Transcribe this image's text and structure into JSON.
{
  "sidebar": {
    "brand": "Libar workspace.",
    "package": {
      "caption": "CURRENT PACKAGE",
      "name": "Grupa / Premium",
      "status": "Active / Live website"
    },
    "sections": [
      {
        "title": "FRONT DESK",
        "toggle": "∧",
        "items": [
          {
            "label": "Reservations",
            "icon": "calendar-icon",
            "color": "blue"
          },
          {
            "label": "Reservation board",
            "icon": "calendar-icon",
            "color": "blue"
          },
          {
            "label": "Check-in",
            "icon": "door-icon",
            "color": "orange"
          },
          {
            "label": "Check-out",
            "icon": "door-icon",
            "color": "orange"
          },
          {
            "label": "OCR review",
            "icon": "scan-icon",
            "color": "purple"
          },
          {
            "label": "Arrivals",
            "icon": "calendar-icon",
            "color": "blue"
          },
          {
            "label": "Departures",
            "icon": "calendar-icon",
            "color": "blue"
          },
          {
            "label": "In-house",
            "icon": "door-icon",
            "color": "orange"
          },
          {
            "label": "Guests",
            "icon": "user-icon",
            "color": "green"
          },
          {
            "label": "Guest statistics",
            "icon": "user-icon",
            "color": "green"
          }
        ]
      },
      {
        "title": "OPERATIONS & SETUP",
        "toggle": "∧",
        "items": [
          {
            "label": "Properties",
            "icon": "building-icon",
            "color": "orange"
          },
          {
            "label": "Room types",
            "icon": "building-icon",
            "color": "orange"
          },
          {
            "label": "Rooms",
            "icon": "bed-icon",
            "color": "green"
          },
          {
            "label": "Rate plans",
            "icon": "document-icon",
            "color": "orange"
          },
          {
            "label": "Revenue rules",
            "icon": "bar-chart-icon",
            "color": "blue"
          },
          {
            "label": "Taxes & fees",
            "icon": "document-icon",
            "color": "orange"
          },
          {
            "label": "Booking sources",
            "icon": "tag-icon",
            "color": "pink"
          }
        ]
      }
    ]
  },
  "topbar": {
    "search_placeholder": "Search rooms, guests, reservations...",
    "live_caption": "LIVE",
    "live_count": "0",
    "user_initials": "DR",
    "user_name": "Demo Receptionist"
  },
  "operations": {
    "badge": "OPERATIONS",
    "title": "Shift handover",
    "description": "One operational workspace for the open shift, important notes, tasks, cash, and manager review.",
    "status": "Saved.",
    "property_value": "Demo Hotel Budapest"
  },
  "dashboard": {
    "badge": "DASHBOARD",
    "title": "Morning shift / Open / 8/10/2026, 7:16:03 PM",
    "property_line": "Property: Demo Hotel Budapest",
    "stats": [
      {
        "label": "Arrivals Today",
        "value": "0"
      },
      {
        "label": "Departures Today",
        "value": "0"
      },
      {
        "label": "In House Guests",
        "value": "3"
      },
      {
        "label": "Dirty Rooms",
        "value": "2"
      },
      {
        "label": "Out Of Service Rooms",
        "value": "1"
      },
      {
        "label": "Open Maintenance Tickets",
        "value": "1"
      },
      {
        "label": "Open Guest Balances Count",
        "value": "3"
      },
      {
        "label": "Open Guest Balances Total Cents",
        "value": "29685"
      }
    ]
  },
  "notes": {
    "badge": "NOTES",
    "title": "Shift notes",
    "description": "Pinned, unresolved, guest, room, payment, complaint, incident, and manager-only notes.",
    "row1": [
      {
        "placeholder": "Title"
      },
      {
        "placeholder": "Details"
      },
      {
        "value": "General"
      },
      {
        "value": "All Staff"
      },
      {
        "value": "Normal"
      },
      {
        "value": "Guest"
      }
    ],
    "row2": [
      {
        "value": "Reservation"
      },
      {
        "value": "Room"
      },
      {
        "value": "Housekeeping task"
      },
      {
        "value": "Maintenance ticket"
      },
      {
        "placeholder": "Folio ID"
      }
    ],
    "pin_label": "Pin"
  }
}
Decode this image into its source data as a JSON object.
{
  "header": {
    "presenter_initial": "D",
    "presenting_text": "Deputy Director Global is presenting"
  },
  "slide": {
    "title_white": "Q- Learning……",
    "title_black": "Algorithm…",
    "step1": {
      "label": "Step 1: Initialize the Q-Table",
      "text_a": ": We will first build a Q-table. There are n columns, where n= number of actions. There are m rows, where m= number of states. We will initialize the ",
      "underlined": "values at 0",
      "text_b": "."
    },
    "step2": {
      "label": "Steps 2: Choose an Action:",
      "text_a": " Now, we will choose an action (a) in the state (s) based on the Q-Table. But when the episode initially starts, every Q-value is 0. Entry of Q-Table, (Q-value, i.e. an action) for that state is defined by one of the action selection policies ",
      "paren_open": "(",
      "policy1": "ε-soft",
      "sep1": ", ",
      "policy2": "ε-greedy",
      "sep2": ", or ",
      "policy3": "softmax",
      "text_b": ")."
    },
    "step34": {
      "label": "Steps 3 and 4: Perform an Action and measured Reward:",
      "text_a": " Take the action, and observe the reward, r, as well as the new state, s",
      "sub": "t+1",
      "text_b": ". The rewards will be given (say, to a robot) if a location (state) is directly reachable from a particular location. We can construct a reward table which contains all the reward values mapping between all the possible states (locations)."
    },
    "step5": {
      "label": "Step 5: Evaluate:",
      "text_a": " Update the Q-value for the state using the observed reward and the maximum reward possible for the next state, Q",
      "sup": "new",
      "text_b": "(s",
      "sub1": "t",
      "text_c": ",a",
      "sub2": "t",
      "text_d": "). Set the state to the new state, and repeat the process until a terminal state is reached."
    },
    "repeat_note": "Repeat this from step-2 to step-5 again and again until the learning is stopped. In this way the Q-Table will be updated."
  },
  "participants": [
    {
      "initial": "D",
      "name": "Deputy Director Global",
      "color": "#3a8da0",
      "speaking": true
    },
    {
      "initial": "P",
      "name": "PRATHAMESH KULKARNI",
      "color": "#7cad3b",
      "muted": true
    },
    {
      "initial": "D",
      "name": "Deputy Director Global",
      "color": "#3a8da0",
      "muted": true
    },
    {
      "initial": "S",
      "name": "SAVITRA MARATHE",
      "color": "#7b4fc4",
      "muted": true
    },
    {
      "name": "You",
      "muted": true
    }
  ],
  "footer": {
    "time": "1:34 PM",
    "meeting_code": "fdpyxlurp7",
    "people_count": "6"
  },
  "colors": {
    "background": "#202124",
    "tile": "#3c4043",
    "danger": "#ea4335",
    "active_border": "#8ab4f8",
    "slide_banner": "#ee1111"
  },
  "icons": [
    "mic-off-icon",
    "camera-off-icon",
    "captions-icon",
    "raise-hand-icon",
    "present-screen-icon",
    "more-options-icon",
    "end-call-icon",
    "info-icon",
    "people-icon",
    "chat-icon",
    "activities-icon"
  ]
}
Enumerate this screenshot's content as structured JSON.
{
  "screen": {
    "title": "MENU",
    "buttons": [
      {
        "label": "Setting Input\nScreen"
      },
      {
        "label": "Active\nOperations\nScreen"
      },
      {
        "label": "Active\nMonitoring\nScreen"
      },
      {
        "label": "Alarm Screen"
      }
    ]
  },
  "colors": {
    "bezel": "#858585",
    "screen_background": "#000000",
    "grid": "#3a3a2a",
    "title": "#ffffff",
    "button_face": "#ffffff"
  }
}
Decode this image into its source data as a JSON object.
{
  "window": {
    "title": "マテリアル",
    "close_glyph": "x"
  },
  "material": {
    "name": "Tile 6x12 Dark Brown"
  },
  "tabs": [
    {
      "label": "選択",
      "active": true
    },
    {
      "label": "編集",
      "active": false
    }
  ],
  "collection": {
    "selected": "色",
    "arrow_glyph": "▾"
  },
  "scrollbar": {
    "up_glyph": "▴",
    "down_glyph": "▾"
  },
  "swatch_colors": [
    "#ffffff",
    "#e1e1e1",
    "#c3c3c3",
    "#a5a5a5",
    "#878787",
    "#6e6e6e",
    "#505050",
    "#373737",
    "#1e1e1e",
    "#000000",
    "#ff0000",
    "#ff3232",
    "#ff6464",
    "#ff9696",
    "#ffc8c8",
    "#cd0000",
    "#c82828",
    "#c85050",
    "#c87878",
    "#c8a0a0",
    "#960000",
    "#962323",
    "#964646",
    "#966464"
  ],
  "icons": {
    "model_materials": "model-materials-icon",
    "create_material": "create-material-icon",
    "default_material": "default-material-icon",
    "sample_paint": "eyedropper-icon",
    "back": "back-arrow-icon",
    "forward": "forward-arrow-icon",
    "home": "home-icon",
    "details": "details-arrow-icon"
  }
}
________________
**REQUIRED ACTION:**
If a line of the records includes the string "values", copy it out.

**RESPONSE TO THE EXERCISE:**
      "underlined": "values at 0",
      "text_b": ". The rewards will be given (say, to a robot) if a location (state) is directly reachable from a particular location. We can construct a reward table which contains all the reward values mapping between all the possible states (locations)."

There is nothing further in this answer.